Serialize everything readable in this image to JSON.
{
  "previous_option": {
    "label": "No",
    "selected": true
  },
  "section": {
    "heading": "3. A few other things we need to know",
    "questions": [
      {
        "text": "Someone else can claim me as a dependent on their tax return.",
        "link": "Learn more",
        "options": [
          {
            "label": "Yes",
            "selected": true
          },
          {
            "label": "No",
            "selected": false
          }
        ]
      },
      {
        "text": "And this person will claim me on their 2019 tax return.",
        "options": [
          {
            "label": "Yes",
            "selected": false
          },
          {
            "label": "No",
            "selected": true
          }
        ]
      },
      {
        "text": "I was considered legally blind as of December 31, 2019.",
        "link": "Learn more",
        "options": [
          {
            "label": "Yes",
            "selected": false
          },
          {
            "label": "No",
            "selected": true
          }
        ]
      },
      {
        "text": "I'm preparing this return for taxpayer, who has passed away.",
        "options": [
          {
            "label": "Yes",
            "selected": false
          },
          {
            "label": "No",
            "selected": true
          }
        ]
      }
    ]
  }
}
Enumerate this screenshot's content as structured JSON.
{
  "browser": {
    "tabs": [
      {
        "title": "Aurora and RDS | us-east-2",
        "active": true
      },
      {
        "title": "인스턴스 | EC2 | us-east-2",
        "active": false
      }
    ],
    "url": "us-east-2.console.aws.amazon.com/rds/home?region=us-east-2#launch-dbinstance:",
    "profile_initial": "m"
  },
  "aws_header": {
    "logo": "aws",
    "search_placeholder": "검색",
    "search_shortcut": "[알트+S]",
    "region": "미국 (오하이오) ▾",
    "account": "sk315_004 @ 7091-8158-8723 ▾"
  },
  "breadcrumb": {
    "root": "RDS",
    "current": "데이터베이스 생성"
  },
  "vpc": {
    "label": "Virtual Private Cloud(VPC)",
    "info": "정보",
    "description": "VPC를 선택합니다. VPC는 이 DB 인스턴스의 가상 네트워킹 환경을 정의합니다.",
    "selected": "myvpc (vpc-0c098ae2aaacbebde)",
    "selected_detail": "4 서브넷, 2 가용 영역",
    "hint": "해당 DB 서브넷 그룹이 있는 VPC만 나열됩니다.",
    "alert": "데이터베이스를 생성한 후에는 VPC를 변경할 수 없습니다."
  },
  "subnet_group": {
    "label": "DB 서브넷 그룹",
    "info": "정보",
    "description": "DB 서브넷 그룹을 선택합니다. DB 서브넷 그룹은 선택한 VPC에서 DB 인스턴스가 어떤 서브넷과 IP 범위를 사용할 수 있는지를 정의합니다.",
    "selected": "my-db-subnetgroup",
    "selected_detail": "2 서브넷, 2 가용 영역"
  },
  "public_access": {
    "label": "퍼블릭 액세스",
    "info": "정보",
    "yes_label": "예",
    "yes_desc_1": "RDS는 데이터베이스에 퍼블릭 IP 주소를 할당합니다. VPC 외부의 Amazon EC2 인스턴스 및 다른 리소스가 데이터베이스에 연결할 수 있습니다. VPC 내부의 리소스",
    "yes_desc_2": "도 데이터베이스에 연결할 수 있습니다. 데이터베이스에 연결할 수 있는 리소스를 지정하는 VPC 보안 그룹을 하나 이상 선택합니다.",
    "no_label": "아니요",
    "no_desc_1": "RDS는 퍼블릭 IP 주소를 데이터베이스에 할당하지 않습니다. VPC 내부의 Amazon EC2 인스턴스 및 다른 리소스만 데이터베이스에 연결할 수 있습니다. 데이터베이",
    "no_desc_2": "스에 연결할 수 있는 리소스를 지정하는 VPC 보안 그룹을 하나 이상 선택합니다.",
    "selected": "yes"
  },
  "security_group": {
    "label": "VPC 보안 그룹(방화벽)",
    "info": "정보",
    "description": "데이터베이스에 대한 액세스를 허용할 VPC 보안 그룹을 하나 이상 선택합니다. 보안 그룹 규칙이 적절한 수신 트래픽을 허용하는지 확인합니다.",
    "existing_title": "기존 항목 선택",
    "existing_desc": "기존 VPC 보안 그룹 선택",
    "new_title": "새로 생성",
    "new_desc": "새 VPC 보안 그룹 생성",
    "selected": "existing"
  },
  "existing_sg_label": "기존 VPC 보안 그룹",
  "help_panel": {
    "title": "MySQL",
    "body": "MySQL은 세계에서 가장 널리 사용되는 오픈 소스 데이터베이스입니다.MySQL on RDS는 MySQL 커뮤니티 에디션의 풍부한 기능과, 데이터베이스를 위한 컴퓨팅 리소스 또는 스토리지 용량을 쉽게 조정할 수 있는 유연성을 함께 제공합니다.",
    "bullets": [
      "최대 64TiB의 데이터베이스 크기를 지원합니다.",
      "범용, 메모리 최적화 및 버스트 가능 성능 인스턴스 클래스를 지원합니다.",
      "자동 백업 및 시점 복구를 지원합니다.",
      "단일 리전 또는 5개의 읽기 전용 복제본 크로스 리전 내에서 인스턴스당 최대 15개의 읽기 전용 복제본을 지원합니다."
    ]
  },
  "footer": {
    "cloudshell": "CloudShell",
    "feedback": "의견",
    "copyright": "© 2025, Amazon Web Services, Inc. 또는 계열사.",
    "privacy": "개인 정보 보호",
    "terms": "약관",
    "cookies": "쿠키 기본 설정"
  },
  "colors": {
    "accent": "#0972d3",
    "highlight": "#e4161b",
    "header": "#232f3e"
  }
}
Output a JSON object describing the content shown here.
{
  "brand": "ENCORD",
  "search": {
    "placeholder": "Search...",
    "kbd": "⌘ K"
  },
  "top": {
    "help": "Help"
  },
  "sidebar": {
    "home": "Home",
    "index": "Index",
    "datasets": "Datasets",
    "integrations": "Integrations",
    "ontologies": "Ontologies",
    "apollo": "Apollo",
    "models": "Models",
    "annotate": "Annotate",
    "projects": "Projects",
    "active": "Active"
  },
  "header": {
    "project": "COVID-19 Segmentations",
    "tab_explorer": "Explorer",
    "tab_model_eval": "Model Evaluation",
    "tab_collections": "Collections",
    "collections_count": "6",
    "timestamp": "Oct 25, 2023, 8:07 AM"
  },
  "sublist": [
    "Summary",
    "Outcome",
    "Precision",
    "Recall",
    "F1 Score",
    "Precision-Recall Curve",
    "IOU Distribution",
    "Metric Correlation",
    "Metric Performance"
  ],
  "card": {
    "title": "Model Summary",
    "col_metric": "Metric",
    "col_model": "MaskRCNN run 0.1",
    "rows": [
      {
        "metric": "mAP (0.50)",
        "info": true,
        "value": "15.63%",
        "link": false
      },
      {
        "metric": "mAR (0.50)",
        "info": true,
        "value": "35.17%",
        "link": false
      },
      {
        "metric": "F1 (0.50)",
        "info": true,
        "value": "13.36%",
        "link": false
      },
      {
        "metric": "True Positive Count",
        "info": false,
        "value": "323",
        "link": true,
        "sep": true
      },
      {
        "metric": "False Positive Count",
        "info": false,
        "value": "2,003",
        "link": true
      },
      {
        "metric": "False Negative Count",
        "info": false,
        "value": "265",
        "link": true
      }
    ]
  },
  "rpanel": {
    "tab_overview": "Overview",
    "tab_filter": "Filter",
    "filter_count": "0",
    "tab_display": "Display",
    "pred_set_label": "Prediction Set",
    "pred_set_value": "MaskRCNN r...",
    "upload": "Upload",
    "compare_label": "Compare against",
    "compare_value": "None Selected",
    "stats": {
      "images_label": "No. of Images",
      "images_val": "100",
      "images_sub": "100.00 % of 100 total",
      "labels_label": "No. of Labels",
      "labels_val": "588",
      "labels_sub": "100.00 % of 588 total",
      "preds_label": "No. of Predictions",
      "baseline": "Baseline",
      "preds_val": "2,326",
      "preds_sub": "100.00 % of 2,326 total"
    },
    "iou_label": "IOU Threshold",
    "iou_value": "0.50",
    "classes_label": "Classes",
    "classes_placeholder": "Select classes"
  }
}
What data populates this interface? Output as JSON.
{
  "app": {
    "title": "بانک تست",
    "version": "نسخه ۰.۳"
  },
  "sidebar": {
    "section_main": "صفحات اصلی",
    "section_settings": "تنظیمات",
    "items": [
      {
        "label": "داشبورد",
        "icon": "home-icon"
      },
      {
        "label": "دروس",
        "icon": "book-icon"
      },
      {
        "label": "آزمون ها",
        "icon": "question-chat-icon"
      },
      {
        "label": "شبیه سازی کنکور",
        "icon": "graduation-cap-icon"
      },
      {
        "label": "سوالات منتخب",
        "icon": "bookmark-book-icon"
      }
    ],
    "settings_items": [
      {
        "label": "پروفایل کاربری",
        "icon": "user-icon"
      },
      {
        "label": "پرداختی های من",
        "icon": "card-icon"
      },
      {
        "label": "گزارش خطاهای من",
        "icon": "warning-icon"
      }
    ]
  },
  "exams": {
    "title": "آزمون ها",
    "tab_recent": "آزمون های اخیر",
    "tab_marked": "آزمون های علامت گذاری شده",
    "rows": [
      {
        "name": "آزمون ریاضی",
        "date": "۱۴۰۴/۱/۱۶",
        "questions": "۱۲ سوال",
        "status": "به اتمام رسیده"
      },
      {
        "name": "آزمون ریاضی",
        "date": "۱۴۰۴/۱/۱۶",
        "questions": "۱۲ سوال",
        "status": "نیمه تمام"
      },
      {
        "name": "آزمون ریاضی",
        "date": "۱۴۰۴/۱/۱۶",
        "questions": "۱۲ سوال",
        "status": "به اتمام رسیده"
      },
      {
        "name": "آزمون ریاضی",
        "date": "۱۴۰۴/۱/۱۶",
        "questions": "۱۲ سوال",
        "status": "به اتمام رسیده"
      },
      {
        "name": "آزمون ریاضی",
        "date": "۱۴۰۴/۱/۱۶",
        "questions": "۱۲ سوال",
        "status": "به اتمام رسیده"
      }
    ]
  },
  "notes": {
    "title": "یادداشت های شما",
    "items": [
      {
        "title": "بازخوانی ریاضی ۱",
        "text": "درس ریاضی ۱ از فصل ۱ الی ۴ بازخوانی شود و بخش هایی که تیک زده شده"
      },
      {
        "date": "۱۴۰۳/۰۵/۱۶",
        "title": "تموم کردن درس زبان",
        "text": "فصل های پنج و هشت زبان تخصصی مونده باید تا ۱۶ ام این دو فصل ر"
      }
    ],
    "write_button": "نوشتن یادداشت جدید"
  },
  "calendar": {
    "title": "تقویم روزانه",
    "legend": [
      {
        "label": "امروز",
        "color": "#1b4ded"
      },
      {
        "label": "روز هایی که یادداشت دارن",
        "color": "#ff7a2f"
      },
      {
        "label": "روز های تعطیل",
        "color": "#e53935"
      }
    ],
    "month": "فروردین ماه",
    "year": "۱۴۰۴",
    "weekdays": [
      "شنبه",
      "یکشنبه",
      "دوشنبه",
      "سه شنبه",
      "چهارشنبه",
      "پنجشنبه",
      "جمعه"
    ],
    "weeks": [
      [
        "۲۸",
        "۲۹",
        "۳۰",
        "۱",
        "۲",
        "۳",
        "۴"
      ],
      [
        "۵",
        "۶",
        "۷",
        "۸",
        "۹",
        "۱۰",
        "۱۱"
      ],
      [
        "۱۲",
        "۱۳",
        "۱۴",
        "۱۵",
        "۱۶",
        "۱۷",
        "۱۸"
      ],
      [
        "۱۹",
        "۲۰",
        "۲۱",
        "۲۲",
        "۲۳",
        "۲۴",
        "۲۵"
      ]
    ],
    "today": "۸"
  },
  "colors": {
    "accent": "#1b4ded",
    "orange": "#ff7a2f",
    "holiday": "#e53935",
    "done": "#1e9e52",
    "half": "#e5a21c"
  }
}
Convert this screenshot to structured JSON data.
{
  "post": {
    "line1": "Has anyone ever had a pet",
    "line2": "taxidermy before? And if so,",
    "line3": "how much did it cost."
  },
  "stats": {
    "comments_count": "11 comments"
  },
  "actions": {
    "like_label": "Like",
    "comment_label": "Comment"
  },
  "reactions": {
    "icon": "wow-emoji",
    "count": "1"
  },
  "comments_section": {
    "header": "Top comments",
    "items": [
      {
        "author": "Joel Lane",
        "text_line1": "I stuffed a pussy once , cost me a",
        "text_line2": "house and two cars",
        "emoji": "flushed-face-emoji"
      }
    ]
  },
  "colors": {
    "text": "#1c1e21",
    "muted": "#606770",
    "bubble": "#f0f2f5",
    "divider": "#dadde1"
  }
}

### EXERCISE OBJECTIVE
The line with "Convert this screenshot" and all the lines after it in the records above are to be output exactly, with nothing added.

### SOLUTION FOR THIS TASK
Convert this screenshot to structured JSON data.
{
  "post": {
    "line1": "Has anyone ever had a pet",
    "line2": "taxidermy before? And if so,",
    "line3": "how much did it cost."
  },
  "stats": {
    "comments_count": "11 comments"
  },
  "actions": {
    "like_label": "Like",
    "comment_label": "Comment"
  },
  "reactions": {
    "icon": "wow-emoji",
    "count": "1"
  },
  "comments_section": {
    "header": "Top comments",
    "items": [
      {
        "author": "Joel Lane",
        "text_line1": "I stuffed a pussy once , cost me a",
        "text_line2": "house and two cars",
        "emoji": "flushed-face-emoji"
      }
    ]
  },
  "colors": {
    "text": "#1c1e21",
    "muted": "#606770",
    "bubble": "#f0f2f5",
    "divider": "#dadde1"
  }
}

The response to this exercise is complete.